REQUIRED WORK —
Keyword search on "index": report each line of the records that contains it.

Collection entries:

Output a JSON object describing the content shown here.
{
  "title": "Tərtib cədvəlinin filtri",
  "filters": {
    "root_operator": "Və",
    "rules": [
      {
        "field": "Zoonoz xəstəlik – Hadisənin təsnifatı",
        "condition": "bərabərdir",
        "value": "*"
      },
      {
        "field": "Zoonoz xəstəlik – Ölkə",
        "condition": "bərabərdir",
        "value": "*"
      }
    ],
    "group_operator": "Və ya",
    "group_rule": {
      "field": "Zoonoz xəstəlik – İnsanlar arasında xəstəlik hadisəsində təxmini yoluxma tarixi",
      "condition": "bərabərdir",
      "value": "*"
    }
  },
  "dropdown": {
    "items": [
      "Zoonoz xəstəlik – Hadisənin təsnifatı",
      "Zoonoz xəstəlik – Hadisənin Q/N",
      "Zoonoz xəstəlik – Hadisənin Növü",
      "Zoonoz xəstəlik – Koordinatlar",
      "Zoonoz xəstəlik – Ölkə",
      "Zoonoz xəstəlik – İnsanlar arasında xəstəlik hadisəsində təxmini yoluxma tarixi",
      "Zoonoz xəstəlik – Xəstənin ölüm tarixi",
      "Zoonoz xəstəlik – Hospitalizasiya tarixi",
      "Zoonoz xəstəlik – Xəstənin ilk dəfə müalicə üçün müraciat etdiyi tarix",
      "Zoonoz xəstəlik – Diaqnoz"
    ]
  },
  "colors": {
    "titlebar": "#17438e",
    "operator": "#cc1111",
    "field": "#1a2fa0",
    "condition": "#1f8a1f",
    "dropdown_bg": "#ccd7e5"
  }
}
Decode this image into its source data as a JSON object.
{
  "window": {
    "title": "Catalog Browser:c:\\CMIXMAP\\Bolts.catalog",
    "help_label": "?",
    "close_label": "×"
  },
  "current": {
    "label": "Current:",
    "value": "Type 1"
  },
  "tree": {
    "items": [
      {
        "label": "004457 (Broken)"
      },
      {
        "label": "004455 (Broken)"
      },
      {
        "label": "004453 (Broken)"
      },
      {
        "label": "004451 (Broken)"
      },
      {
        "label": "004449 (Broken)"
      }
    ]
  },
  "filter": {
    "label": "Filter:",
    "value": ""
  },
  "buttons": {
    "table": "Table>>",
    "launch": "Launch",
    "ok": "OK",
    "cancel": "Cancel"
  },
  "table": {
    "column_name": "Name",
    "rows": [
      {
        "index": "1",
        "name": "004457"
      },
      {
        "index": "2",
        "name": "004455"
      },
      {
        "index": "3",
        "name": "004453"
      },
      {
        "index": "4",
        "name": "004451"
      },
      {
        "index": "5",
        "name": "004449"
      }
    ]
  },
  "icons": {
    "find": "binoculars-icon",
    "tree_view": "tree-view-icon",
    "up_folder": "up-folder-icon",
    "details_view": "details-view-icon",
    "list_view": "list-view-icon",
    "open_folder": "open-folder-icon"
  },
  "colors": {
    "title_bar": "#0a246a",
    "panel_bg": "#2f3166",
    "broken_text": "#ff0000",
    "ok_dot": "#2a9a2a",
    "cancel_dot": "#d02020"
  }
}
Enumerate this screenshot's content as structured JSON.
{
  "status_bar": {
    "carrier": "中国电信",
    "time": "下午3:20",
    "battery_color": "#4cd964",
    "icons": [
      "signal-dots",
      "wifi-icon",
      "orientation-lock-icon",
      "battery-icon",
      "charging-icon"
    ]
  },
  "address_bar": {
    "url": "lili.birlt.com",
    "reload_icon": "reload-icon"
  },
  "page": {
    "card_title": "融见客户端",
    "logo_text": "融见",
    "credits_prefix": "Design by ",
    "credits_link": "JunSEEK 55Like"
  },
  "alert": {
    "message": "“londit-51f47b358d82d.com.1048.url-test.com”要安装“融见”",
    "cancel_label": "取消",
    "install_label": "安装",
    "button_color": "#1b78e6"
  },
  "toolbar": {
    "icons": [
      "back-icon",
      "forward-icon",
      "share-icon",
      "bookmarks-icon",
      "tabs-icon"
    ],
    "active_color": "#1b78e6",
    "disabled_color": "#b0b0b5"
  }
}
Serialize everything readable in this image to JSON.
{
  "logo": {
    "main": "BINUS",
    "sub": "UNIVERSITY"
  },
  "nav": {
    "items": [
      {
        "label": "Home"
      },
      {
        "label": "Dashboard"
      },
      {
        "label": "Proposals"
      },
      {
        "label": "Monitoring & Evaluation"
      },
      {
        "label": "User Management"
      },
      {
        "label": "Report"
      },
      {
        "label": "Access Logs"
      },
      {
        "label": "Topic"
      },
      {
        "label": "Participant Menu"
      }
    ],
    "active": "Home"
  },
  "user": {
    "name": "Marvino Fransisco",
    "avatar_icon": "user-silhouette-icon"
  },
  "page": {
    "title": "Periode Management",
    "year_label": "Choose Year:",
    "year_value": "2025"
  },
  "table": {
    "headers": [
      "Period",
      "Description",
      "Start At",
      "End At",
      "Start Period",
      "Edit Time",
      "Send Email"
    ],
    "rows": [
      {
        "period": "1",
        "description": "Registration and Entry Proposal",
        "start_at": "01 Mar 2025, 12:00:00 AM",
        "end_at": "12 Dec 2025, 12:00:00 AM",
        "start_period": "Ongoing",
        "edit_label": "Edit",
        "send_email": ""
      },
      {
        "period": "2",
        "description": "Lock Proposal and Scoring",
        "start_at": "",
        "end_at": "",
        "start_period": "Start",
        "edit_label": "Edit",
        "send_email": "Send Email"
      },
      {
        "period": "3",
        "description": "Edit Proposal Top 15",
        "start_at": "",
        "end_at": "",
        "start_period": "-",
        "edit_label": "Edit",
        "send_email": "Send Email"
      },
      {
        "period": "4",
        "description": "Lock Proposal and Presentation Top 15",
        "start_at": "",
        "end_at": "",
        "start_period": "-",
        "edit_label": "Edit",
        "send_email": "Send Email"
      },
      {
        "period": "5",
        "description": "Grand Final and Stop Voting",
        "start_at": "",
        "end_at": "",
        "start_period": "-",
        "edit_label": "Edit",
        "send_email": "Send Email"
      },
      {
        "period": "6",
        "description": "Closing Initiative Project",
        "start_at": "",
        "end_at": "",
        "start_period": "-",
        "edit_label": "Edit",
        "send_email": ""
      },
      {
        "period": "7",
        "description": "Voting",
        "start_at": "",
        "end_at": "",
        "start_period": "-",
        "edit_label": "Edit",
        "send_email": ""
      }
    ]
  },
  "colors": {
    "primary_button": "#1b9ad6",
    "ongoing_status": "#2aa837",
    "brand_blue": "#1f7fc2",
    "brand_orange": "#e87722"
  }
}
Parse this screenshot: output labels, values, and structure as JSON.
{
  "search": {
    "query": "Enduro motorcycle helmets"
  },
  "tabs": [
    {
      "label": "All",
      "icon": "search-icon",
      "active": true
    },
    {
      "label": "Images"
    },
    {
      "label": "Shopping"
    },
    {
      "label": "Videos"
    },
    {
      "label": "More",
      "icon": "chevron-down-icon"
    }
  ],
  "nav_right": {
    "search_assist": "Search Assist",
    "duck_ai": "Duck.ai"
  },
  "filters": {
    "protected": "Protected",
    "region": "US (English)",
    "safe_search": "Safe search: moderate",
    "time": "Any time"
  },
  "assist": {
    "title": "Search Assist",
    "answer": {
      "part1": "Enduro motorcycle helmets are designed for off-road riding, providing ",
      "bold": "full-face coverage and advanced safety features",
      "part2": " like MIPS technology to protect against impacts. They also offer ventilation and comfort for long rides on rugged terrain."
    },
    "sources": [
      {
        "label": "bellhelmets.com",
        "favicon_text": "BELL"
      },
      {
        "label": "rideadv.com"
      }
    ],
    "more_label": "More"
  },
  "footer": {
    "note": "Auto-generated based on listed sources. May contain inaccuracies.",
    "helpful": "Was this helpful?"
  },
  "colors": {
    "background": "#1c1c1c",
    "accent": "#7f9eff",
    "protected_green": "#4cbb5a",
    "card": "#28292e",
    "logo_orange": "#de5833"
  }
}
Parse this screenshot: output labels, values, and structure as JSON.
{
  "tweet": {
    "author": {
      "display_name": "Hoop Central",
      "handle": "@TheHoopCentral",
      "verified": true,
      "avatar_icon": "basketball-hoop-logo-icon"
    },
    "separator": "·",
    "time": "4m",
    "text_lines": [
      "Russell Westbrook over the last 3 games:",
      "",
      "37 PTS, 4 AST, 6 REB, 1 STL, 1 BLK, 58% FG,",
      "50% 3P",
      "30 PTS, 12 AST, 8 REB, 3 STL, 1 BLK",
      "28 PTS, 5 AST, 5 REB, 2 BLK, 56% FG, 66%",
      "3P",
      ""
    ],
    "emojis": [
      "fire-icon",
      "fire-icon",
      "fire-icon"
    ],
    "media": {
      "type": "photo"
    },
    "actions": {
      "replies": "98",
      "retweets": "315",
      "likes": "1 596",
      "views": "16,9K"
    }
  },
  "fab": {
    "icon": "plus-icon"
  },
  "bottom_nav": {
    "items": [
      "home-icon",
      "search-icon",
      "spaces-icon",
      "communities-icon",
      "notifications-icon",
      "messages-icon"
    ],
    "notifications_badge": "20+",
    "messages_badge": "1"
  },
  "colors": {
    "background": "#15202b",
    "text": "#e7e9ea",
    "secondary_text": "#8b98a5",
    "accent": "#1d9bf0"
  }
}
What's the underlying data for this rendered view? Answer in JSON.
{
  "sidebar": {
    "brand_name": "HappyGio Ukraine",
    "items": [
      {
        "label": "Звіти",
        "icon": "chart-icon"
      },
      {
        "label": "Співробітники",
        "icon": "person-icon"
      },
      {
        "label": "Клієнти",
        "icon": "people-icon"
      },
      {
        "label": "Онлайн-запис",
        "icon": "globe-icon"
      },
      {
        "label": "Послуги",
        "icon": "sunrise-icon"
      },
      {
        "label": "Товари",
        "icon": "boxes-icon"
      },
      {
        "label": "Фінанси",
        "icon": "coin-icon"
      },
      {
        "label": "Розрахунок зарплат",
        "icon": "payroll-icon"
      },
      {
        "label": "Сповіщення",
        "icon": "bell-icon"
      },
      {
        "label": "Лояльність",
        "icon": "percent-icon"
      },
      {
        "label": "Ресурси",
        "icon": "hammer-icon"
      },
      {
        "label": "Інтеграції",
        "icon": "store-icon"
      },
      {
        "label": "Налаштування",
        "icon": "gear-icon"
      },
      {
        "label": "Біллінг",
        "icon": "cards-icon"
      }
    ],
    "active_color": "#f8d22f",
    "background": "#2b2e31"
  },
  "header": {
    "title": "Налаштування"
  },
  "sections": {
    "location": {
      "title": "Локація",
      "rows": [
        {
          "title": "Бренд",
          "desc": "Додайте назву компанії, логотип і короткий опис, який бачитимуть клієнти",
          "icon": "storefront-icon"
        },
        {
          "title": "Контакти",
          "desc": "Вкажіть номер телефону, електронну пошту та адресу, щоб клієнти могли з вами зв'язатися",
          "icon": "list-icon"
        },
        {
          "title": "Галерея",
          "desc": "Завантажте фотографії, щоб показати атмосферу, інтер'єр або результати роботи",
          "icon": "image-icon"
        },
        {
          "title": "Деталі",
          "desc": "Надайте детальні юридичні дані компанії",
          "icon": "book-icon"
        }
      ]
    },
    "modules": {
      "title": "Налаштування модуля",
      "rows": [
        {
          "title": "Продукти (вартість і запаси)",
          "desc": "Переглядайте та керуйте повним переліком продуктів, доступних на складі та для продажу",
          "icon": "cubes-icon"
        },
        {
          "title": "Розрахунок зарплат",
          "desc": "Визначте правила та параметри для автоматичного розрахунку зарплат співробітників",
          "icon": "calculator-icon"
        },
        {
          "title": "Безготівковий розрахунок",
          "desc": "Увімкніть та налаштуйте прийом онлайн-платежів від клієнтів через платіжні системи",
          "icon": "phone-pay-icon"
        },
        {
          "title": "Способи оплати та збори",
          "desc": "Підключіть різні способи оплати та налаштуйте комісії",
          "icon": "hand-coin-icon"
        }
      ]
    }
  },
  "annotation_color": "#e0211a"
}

EXERCISE RESPONSE —
        "index": "1",
        "index": "2",
        "index": "3",
        "index": "4",
        "index": "5",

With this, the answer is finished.